UB20M data sheet and eval board details can be reached from this introductory web page, and there is an introductory video.

Source: Electronics Weekly

12V @ 120mA Transformerless Power Supply

The circuit provided here is a transformer-less non-isolated power supply which is capable of delivering an output of 12V at 120mA current for an input voltage varying from 85VAC-265VAC. The LNK304 is the heart of this circuit which supports buck boost and flyback topologies. This project is low in cost and simple when compared other tramsformer-less power supplies.

Features:

  • Input(V): 85V AC to 265V AC
  • Output(V): 12V DC
  • Output load: 120mA
  • PCB:75mm X 35mm

12V @ 120mA Transformerless Power Supply – [Link]

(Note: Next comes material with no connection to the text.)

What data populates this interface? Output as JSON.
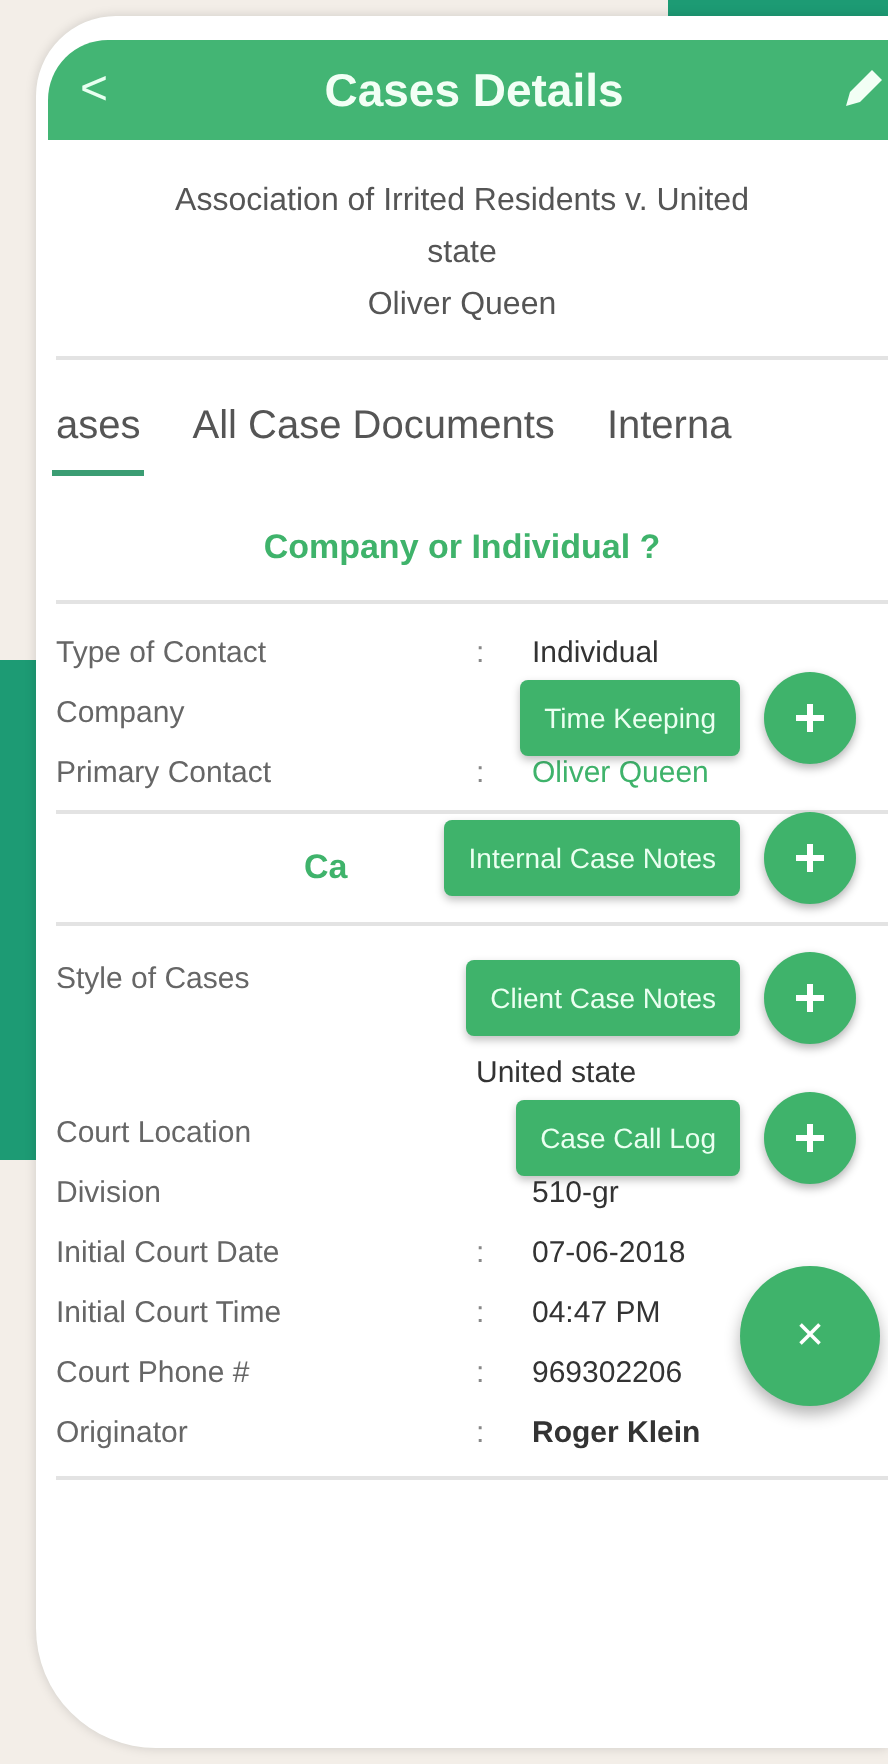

TI claims first for zero-drift, zero-crossover op amp: precision & linearity

by Graham Prophet @ edn-europe.com:

With precision and high input linearity in a single high-performance device, Texas Instruments says it has the first operational amplifier (op amp) to offer both zero-drift and zero-crossover technology. The OPA388 op amp maintains high precision across the entire input range for a variety of industrial applications, including test and measurement, medical and safety equipment, and high-resolution data-acquisition systems.

TI claims first for zero-drift, zero-crossover op amp: precision & linearity – [Link]

XPlotter, The All-In-One Plotter, Engraver and Laser Cutter

XPlotter is an affordable and easy to use desktop plotter, Laser cutter and engraver. It is designed to create a new definition of plotter. By integrating the laser engraver and cutter into the mechanism, it becomes a versatile desktop tool for artists, craftsmen and makers to set their imagination free.

The all-in-one machine can simulate real effects of handmade drawing and writing, can cut out and laser engrave on different materials. In addition, it has the capability to pick and place objects perfectly!

This machine is now live on Kickstarter, check out the video campaign to see XPlotter in action:

 

The writing of XPlotter is outstandingly similar to the real hand writing thanks to the angle of writing and the programmed process. Now you can do your paperwork or write your homework as neat as possible. Also you have the option to choose from a variety of fonts and pens! Drawing outputs also look so real because of demonstrating shadows and tiny tiny details.

A wide range of materials like paper, leather, fabric, cloth, and cardboard are able to be engraved by the laser engraver feature of XPlotter. Short time is needed to engrave your artworks due to the powerful laser equipped with the machine. Safety goggles are included too for making sure that users cope with laser safely.

This personal robot that is dedicated to write, draw and engrave for you has no limits. XPlotter team made a built-in vacuum pump system to enable XPlotter to pick and place at a high speed and features a precision within 0.012mm. It only takes you a few minutes to change the end effector into a vacuum suction cup, which is powerful enough to grab spherical items.

Amazingly, the team behind XPlotter has open-sourced the operation interface to welcome more applications made by users through the secondary development.

In short, these are the specifications of this amazing tool!

Check out this comparison between XPlotter and its alternatives.

The retail price will be around $500 but now you have the chance to get the basic XPlotter via the crowdfunding campaign for only $349. The full kit including engraving and pick and place is priced $529, where the final retail after Kickstarter will be $629. This campaign still has 52 days to go, you can check the campaign page now and choose your reward.

More videos of XPlotter in action can be found at this Youtube profile and the official website.

Teardown of a Peaktech 6225A

Teardown and analysis of a Peaktech 6225A power supply from ElectroBob:

I got a Peaktech 6225A power supply to power some things, as it seemed like a good deal, going beyond what one might find normally in these types of supplies: more display resolution and supposedly, lower noise. For this price, this supply is a good deal compared to other similar ones on the market. Let’s see how it performs.

Teardown of a Peaktech 6225A – [Link]